## [EXERCISE REQUIREMENTS]
Scan the listing for the word "will", and copy out each line where it is found.

## [DATA TO USE]

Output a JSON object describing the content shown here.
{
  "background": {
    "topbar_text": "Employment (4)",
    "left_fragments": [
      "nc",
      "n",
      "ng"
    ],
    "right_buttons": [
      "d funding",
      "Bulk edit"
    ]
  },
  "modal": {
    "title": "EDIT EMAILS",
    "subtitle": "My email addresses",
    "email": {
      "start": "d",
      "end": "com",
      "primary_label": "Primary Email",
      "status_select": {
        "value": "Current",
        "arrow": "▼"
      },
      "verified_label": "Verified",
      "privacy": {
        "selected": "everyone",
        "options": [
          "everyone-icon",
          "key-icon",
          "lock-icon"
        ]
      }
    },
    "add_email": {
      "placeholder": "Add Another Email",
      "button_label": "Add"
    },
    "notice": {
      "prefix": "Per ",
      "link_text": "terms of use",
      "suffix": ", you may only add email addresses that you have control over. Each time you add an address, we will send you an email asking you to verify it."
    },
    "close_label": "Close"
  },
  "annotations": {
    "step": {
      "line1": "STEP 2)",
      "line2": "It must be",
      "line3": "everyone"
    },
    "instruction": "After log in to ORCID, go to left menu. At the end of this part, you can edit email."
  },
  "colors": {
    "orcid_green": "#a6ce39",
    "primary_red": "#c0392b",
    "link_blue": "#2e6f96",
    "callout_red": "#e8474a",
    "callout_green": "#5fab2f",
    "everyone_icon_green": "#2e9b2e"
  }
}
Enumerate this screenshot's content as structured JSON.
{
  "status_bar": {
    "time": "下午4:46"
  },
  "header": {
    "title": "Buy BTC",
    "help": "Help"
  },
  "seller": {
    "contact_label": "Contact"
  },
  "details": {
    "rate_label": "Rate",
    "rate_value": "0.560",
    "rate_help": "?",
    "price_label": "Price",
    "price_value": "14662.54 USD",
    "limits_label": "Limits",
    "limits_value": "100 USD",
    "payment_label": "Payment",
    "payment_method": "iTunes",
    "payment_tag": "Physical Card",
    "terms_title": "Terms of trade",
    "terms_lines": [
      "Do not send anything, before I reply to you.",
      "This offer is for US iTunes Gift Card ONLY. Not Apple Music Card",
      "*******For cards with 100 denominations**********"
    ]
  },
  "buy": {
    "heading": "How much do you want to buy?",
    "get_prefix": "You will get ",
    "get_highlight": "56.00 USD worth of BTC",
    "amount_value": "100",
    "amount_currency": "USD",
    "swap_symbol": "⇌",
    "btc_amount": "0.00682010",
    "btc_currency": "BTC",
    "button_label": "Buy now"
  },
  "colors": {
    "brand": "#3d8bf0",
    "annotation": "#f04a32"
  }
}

## [FINISHED EXERCISE]
      "suffix": ", you may only add email addresses that you have control over. Each time you add an address, we will send you an email asking you to verify it."
    "get_prefix": "You will get ",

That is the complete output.